A Pentagon review has so far found no evidence that a secret intelligence operation identified Mohammad Atta as a member of a US-based Al-Qaeda cell before the September 11, 2001 attacks, a spokesman said.
Representative Curt Weldon and Lieutenant Colonel Anthony Shaffer have charged that Atta and three other September 11 hijackers were identified as early as mid-2000 through a data-mining program codenamed “Able Danger.”
But Lawrence DiRita, a Pentagon spokesman, said a review of materials related to Able Danger has so far turned up no evidence that it identified Atta, the reputed leader of the attacks on the World Trade Center and Pentagon…
“What we have found are mostly sort of general reference to terrorist cells that people were generally aware of,” DiRita told reporters.
“But nothing that would seem to corroborate specifically what congressman Weldon and Lieutenant Colonel Shaffer recall, although as you know they don’t have what they said they saw. That makes it a little more difficult,” he said.

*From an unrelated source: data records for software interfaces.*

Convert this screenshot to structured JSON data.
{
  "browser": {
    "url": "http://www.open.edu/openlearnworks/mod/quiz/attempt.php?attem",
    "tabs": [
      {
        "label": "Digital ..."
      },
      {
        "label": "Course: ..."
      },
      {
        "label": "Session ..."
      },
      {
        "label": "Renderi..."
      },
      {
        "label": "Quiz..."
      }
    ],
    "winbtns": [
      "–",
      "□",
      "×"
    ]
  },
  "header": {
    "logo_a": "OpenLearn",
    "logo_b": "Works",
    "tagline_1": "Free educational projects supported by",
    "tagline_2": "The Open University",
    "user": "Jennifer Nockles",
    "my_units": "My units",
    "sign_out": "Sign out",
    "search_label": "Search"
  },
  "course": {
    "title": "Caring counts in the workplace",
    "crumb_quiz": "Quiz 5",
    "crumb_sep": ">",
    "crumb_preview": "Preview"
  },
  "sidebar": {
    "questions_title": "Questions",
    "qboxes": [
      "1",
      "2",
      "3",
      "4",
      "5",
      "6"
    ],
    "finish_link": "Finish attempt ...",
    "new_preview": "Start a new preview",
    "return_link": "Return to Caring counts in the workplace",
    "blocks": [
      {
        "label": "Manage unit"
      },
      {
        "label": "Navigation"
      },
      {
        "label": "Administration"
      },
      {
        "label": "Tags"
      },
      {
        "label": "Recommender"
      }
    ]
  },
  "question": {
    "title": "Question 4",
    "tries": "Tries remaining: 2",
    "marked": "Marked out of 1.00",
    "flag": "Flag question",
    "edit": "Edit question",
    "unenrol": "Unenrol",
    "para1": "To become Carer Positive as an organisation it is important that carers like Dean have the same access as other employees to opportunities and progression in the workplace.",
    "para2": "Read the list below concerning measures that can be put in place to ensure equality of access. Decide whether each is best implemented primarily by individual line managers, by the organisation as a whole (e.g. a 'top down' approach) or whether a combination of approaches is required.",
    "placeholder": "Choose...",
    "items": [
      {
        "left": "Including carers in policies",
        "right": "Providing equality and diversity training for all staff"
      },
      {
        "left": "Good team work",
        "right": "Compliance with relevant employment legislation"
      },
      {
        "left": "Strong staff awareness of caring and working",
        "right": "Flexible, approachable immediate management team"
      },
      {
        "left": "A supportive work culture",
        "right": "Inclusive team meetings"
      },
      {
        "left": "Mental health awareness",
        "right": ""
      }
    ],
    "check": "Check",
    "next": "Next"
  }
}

Weldon and Shaffer have said Atta and three other future hijackers appeared as members of a Brooklyn-based Al-Qaeda cell on a chart that was presented by Able Danger to the US Special Operations Command in early to mid 2000.
They said the group had recommended the information be shared with the FBI, but that the command’s lawyers rejected that course of action.
If true, it would have been the first time Atta was known to have been identified by the US intelligence community as an Al-Qaeda member before the September 11 attacks. Providing Atta’s name to the FBI might have helped disrupt the attack, according to Weldon.
Neither Weldon nor Shaffer have been able to produce a copy of the chart itself, however.
Shaffer acknowledged in an interview published Saturday by the Washington Post that his allegations about the chart were based on the recollections of a navy officer and an unidentified civilian official affiliated with Able Danger.
He said that after the September 11 attacks, the civilian employee showed him a chart from 2000 that had the names of Atta and three other hijackers.
Navy Captain Scott Phillpott, whose recollections Shaffer also said he relied on, told a presidential commission investigating the September 11 attacks in July 2004 that he remembered seeing Atta’s name on an Able Danger chart in the spring of 2000.